The short answer to this question is four to six months. However, it depends on why your Persian doesn’t have his full coat, to begin with. There are several factors that have an affect on your cat and the time it takes for their fur to grow back in.
Reasons Your Persian Would Need To Grow Fur Back
There are several reasons your cat would need to grow his fur back.
- If your Persian has tangles or mats that are impossible to brush or comb out, you may have to cut it out. Use blunt-edged scissors or pet clippers. If you can, slide a comb between the mat and your kitty’s skin that way, you avoid any accidents. A tip for Persian or any long-haired cat owners is to keep the hair around your cat’s anal and genital area trimmed, that way you can avoid fecal material getting caught in the long hair at their rear end.
- If for some reason you’ve had to have your Persian shaved. There is some information on why you shouldn’t just have your cat’s fur cut, especially long-haired breeds. Their coat provides thermal insulation that protects them from both hot and cold temperatures as well as protecting them from sunburn. Long, thick layers also help protect them from injuries, and if their fur is thick enough from bug infestation. Your cat also uses their hair to communicate. If you’ve ever seen a cat bristle, you’ll see what I mean. They do this to scare attackers. Their sense of touch through their coats help them understand their surroundings, sense danger, and it even affects their activity.

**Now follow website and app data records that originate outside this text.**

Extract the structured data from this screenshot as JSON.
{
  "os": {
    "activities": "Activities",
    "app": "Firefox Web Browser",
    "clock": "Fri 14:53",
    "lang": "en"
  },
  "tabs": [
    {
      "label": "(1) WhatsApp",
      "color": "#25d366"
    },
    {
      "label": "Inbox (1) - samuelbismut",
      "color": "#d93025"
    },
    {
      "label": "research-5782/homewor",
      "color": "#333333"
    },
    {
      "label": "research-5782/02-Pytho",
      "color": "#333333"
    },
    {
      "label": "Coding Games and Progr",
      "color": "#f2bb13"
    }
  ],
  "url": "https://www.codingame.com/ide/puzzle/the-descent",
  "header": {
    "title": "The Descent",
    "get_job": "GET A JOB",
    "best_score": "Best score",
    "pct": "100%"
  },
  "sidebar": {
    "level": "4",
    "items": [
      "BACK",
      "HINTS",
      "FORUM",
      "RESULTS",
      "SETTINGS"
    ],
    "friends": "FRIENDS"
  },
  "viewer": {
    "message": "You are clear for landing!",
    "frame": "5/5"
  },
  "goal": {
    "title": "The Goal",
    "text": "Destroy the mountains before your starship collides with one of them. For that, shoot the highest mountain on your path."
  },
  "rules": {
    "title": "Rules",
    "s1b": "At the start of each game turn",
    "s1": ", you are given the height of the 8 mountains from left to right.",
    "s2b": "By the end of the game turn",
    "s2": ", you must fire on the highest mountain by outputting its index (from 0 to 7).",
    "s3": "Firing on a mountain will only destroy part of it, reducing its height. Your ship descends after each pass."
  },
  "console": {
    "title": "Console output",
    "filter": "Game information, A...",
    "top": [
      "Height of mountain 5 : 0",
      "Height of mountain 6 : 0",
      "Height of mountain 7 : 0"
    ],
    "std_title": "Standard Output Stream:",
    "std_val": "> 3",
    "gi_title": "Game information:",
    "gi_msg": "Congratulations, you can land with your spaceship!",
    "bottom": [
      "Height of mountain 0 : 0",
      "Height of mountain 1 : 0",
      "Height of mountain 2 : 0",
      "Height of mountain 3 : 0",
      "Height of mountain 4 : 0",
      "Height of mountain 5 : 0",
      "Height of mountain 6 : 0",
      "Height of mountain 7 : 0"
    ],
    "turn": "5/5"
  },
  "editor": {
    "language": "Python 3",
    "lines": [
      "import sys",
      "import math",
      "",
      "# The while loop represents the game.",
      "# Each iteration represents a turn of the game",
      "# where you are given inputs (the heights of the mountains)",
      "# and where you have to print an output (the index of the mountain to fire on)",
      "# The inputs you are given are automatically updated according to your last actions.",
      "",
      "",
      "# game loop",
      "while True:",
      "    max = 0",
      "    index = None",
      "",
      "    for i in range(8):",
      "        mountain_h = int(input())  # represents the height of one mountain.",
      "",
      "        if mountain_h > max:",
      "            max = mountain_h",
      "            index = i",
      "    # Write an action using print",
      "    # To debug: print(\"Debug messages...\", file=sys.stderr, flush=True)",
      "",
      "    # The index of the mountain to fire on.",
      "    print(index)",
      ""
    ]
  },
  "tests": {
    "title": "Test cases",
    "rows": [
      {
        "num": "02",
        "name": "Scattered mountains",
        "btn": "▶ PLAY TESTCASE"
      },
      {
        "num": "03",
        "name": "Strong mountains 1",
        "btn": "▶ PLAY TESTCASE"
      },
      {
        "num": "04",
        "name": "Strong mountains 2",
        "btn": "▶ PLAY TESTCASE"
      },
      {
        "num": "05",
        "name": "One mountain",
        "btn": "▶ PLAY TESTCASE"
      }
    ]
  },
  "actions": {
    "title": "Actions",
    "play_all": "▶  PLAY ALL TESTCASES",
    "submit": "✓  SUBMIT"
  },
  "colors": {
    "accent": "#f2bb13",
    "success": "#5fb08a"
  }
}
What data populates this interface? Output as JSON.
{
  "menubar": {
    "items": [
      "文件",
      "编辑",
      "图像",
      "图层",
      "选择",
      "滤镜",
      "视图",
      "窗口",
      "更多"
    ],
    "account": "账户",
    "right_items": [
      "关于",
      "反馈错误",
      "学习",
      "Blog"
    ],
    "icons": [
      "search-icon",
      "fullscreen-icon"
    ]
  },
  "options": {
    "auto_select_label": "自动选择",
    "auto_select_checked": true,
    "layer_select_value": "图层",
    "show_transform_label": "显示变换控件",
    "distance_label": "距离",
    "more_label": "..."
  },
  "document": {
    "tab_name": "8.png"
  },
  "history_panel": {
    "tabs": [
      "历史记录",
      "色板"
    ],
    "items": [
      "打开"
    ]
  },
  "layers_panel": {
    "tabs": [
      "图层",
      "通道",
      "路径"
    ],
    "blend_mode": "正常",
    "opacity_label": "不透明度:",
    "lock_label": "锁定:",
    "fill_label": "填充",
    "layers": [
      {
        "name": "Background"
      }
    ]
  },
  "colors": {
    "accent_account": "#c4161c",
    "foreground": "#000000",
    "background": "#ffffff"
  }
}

- Surgery or lab work. Your cat may be at the vets for blood work or surgery. A vet tech will have to shave an area on your cat to find a vein to draw blood from, start an IV, or if your cat is having surgery, that area of their body will be shaved.
- Stress can make your cat’s fur fall out if the stress is hard enough on your cat’s system. I remember when we help my Grandparents moved from the ranch my grandpa worked for forty years, their Siamese cat had lived his entire life there, and suddenly after nine or ten years of his life, we loaded him into the car and drove him twenty or thirty miles to their new home in town. Grandma, my cousin, and I were covered in stress released fur from this Siamese.

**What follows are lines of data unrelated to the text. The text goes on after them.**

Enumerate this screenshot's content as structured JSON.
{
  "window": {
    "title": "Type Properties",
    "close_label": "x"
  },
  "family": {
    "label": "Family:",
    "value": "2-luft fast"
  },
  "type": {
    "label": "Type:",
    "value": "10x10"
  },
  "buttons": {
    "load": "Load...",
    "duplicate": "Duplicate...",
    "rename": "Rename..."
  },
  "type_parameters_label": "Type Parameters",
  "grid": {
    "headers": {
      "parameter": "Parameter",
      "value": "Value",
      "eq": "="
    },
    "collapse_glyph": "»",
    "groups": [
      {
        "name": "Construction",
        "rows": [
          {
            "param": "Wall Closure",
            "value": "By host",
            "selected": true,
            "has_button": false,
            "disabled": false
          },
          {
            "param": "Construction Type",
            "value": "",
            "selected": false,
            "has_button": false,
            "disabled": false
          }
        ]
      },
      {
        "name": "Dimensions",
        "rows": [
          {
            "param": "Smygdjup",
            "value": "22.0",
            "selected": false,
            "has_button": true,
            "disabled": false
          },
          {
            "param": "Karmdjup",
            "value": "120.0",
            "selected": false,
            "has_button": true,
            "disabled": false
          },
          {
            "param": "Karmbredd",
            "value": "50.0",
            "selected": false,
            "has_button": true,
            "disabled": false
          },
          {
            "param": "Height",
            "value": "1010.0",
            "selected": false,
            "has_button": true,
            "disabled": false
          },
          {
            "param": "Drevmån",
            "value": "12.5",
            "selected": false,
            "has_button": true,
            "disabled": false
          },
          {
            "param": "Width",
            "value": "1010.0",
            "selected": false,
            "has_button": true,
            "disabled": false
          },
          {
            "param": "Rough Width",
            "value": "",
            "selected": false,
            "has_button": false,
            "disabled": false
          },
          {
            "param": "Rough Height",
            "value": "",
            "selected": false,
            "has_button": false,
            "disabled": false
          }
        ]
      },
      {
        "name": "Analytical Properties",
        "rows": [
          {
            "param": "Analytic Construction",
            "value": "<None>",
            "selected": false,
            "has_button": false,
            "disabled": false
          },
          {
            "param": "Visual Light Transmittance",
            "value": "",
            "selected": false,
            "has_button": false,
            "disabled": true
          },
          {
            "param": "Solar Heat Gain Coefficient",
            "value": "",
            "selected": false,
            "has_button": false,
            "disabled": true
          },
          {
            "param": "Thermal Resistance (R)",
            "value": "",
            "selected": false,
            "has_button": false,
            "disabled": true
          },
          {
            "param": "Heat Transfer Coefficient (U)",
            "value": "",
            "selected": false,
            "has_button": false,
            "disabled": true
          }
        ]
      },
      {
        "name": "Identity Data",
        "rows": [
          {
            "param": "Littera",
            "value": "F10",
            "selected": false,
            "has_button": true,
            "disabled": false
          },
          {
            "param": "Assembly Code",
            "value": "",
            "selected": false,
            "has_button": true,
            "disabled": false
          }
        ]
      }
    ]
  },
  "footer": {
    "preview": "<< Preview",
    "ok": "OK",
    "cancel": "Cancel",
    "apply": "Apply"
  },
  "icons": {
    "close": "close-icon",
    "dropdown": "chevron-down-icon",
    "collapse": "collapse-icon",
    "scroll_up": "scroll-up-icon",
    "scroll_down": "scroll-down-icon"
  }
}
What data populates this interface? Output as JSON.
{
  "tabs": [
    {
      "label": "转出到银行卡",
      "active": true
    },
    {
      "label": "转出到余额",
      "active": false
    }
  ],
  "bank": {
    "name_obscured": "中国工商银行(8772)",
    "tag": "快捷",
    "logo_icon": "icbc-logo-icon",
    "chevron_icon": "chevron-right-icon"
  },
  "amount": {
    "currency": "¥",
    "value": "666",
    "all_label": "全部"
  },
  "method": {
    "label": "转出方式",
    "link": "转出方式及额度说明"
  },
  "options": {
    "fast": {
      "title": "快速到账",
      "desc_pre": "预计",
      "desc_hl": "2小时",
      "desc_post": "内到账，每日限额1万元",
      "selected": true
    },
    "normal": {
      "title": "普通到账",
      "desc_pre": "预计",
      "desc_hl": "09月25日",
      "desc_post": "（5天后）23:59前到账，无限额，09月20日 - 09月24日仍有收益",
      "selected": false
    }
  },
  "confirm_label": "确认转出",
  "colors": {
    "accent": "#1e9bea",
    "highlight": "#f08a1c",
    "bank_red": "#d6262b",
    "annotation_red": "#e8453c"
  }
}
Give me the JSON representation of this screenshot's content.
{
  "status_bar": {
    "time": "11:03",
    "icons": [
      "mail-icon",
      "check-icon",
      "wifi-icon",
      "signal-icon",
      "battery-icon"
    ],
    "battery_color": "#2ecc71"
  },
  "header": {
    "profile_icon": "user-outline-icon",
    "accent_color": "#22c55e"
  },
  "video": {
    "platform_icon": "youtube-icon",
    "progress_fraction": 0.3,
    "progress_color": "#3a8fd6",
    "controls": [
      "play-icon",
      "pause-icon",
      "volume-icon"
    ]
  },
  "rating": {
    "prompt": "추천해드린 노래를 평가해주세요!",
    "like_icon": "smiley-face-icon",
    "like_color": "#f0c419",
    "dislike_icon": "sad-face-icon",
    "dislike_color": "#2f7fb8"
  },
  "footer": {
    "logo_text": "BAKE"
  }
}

How Your Cat’s Coat Grows
There are several stages of growth. They are the Anagen phase, this the time the hair grows the quickest, the catagen phase, where the hair stops growing, and then the telogen phase when the hair falls out. We know it as shedding. If the telogen phase is interrupted, it’s called telogen effluvium and is caused by high amounts of stress. This can lead to what is called generalized alopecia, which is the loss of hair. This requires no treatment except to be patient and wait for your furry pal to regrow their coat. The normal cycle of phases will allow your cat’s fur to grow in thick and healthy all over without you noticing, except for some extra hair on your furniture or clothes.
Different factors affect the rate at how long it will take your cat’s fur to grow back. Their coat can take weeks to months to grow back. A healthy cat should have its fur back in four to six weeks. However, if they were ill, it will more than likely take longer. You’ll have to figure in the time it takes your cat to get well before you can factor in their fur growth. If their diet is lacking, it will also affect the growth rate.
One thing I’ve learned from writing this is that it’s not necessary to have your Persian shaved to keep them cool. Their coat is equipped to keep them cool in the summer and warm in the winter.